Restate the full set of records exactly, without adding or dropping a word.

■ ■ ■

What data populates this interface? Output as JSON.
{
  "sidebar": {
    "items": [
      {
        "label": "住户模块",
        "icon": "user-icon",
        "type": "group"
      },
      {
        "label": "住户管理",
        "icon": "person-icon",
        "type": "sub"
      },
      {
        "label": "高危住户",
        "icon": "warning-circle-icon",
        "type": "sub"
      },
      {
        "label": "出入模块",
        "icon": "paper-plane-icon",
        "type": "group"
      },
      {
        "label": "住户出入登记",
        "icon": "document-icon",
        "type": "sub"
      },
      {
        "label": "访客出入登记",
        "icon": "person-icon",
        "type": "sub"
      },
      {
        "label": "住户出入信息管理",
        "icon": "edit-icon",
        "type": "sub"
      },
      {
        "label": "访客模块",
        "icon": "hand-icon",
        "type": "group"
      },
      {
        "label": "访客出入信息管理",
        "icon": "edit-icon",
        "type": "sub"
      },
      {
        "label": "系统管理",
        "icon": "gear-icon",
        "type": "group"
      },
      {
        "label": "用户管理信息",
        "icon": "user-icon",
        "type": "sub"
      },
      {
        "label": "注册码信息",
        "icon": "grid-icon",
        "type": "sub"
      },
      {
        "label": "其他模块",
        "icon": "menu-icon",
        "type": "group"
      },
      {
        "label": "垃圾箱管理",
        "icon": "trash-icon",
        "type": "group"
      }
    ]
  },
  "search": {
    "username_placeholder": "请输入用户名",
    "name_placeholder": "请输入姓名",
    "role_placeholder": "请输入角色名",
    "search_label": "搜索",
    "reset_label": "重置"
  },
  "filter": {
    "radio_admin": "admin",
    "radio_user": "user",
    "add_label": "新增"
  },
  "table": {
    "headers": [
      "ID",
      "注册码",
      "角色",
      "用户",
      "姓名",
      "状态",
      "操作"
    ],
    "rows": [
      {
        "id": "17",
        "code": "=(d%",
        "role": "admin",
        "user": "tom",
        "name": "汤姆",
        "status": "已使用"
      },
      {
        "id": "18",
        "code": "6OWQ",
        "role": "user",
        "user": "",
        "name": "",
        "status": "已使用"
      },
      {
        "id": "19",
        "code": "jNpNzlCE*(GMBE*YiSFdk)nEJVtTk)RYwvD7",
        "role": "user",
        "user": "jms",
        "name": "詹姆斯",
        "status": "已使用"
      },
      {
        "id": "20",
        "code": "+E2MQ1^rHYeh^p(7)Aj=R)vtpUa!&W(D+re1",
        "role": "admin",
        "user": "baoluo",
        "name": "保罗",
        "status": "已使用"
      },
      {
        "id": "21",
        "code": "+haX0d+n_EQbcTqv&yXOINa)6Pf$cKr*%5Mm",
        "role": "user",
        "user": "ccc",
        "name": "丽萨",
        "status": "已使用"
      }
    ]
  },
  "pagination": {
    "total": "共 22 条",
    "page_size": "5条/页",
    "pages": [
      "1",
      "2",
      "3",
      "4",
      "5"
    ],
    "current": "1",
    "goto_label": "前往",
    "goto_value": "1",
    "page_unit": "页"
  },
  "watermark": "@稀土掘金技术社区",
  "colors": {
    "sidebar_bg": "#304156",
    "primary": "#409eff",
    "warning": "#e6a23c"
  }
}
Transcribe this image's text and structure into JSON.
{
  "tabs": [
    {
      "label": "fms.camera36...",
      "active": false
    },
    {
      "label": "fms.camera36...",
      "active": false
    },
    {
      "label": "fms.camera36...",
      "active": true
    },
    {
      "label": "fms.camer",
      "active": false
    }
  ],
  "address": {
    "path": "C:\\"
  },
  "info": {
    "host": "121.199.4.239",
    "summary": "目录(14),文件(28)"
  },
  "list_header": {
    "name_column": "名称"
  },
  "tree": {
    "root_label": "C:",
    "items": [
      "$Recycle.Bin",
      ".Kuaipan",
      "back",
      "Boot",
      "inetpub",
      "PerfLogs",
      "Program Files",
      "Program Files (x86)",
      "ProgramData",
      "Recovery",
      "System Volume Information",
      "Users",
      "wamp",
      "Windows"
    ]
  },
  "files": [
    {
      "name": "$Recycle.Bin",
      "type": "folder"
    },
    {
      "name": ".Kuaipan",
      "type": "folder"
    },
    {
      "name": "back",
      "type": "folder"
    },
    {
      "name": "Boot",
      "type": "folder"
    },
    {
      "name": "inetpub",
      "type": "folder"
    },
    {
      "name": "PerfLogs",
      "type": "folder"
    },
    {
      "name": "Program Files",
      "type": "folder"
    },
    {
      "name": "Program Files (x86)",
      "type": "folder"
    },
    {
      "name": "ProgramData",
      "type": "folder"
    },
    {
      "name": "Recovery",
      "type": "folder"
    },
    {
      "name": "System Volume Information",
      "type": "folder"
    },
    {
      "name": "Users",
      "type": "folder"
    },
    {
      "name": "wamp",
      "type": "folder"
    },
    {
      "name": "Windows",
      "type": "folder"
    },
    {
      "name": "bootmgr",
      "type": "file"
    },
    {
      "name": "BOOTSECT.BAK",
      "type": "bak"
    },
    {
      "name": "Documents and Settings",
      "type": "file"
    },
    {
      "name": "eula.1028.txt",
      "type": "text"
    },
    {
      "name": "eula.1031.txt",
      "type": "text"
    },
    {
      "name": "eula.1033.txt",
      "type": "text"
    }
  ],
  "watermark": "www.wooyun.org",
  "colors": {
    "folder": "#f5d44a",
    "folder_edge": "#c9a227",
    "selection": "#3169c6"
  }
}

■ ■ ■

TASK RESPONSE>
What data populates this interface? Output as JSON.
{
  "sidebar": {
    "items": [
      {
        "label": "住户模块",
        "icon": "user-icon",
        "type": "group"
      },
      {
        "label": "住户管理",
        "icon": "person-icon",
        "type": "sub"
      },
      {
        "label": "高危住户",
        "icon": "warning-circle-icon",
        "type": "sub"
      },
      {
        "label": "出入模块",
        "icon": "paper-plane-icon",
        "type": "group"
      },
      {
        "label": "住户出入登记",
        "icon": "document-icon",
        "type": "sub"
      },
      {
        "label": "访客出入登记",
        "icon": "person-icon",
        "type": "sub"
      },
      {
        "label": "住户出入信息管理",
        "icon": "edit-icon",
        "type": "sub"
      },
      {
        "label": "访客模块",
        "icon": "hand-icon",
        "type": "group"
      },
      {
        "label": "访客出入信息管理",
        "icon": "edit-icon",
        "type": "sub"
      },
      {
        "label": "系统管理",
        "icon": "gear-icon",
        "type": "group"
      },
      {
        "label": "用户管理信息",
        "icon": "user-icon",
        "type": "sub"
      },
      {
        "label": "注册码信息",
        "icon": "grid-icon",
        "type": "sub"
      },
      {
        "label": "其他模块",
        "icon": "menu-icon",
        "type": "group"
      },
      {
        "label": "垃圾箱管理",
        "icon": "trash-icon",
        "type": "group"
      }
    ]
  },
  "search": {
    "username_placeholder": "请输入用户名",
    "name_placeholder": "请输入姓名",
    "role_placeholder": "请输入角色名",
    "search_label": "搜索",
    "reset_label": "重置"
  },
  "filter": {
    "radio_admin": "admin",
    "radio_user": "user",
    "add_label": "新增"
  },
  "table": {
    "headers": [
      "ID",
      "注册码",
      "角色",
      "用户",
      "姓名",
      "状态",
      "操作"
    ],
    "rows": [
      {
        "id": "17",
        "code": "=(d%",
        "role": "admin",
        "user": "tom",
        "name": "汤姆",
        "status": "已使用"
      },
      {
        "id": "18",
        "code": "6OWQ",
        "role": "user",
        "user": "",
        "name": "",
        "status": "已使用"
      },
      {
        "id": "19",
        "code": "jNpNzlCE*(GMBE*YiSFdk)nEJVtTk)RYwvD7",
        "role": "user",
        "user": "jms",
        "name": "詹姆斯",
        "status": "已使用"
      },
      {
        "id": "20",
        "code": "+E2MQ1^rHYeh^p(7)Aj=R)vtpUa!&W(D+re1",
        "role": "admin",
        "user": "baoluo",
        "name": "保罗",
        "status": "已使用"
      },
      {
        "id": "21",
        "code": "+haX0d+n_EQbcTqv&yXOINa)6Pf$cKr*%5Mm",
        "role": "user",
        "user": "ccc",
        "name": "丽萨",
        "status": "已使用"
      }
    ]
  },
  "pagination": {
    "total": "共 22 条",
    "page_size": "5条/页",
    "pages": [
      "1",
      "2",
      "3",
      "4",
      "5"
    ],
    "current": "1",
    "goto_label": "前往",
    "goto_value": "1",
    "page_unit": "页"
  },
  "watermark": "@稀土掘金技术社区",
  "colors": {
    "sidebar_bg": "#304156",
    "primary": "#409eff",
    "warning": "#e6a23c"
  }
}
Transcribe this image's text and structure into JSON.
{
  "tabs": [
    {
      "label": "fms.camera36...",
      "active": false
    },
    {
      "label": "fms.camera36...",
      "active": false
    },
    {
      "label": "fms.camera36...",
      "active": true
    },
    {
      "label": "fms.camer",
      "active": false
    }
  ],
  "address": {
    "path": "C:\\"
  },
  "info": {
    "host": "121.199.4.239",
    "summary": "目录(14),文件(28)"
  },
  "list_header": {
    "name_column": "名称"
  },
  "tree": {
    "root_label": "C:",
    "items": [
      "$Recycle.Bin",
      ".Kuaipan",
      "back",
      "Boot",
      "inetpub",
      "PerfLogs",
      "Program Files",
      "Program Files (x86)",
      "ProgramData",
      "Recovery",
      "System Volume Information",
      "Users",
      "wamp",
      "Windows"
    ]
  },
  "files": [
    {
      "name": "$Recycle.Bin",
      "type": "folder"
    },
    {
      "name": ".Kuaipan",
      "type": "folder"
    },
    {
      "name": "back",
      "type": "folder"
    },
    {
      "name": "Boot",
      "type": "folder"
    },
    {
      "name": "inetpub",
      "type": "folder"
    },
    {
      "name": "PerfLogs",
      "type": "folder"
    },
    {
      "name": "Program Files",
      "type": "folder"
    },
    {
      "name": "Program Files (x86)",
      "type": "folder"
    },
    {
      "name": "ProgramData",
      "type": "folder"
    },
    {
      "name": "Recovery",
      "type": "folder"
    },
    {
      "name": "System Volume Information",
      "type": "folder"
    },
    {
      "name": "Users",
      "type": "folder"
    },
    {
      "name": "wamp",
      "type": "folder"
    },
    {
      "name": "Windows",
      "type": "folder"
    },
    {
      "name": "bootmgr",
      "type": "file"
    },
    {
      "name": "BOOTSECT.BAK",
      "type": "bak"
    },
    {
      "name": "Documents and Settings",
      "type": "file"
    },
    {
      "name": "eula.1028.txt",
      "type": "text"
    },
    {
      "name": "eula.1031.txt",
      "type": "text"
    },
    {
      "name": "eula.1033.txt",
      "type": "text"
    }
  ],
  "watermark": "www.wooyun.org",
  "colors": {
    "folder": "#f5d44a",
    "folder_edge": "#c9a227",
    "selection": "#3169c6"
  }
}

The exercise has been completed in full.